The lottery is a form of gambling that involves a random drawing for prizes. A prize can range from a small amount to a huge sum of money, and the odds of winning vary depending on how many tickets are sold. People spend more than $100 billion a year on lottery tickets in the United States. The lottery is the most popular form of gambling in the country.

Lotteries have been around for centuries. The Old Testament mentions Moses’ instruction to count the people and divide their land by lot, and Roman emperors used lotteries for giving away slaves and other property. Lotteries in the modern sense of the word began to appear in Europe in the 1500s, when Francis I of France permitted them for private and public profit.

Most state-run lotteries raise money for government projects such as education, highway construction, and other public services. They also generate substantial revenues for the companies that promote them and for retailers that sell tickets. But there are also criticisms of the lottery, including accusations that it promotes compulsive gambling and has regressive effects on lower-income groups.

Some people think that it is irrational to gamble, but they aren’t convinced that lotteries are any worse than other forms of gambling. They believe that the hope of winning is worth the price of a ticket. Even if they don’t win, they feel that the lottery is a way to improve their lives.

A lottery can be played by individual players or in groups, called pools. Pools are supervised by a manager or administrator, who keeps detailed records of purchases and winnings. He or she can also set rules for how the winnings will be divided up. The best managers are organized and responsible, as well as able to work with a variety of people.

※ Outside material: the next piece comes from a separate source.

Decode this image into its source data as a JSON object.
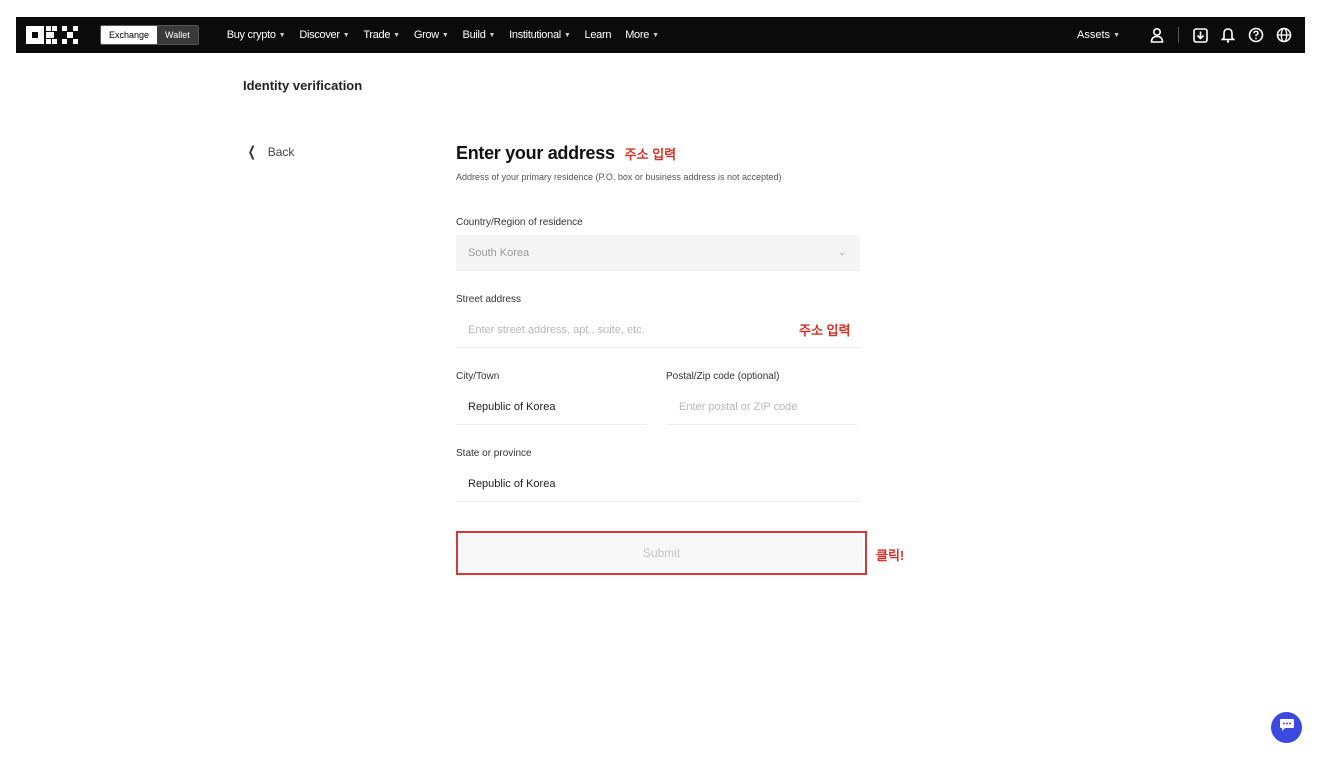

The chances of winning the lottery are slim, but some people still play. They may use a quote-unquote system of selecting lucky numbers or a store that sells the right tickets, and they may buy tickets every day. But most of these people understand that the odds are long, and they don’t expect to get rich overnight.

Some people argue that the lottery does more harm than good, but it has proven to be a very successful fundraising tool for governments. In addition to bringing in lots of revenue for projects, it also creates significant jobs and generates tax revenues. It is important for people to consider the risks before making a decision to play the lottery. It is a form of gambling that should be treated as seriously as other types of gambling, and state legislatures should weigh the benefits against the costs. In the end, though, the only thing that matters is how much you’re willing to pay for the chance of a big win. The answer to that question is personal and may depend on your own priorities.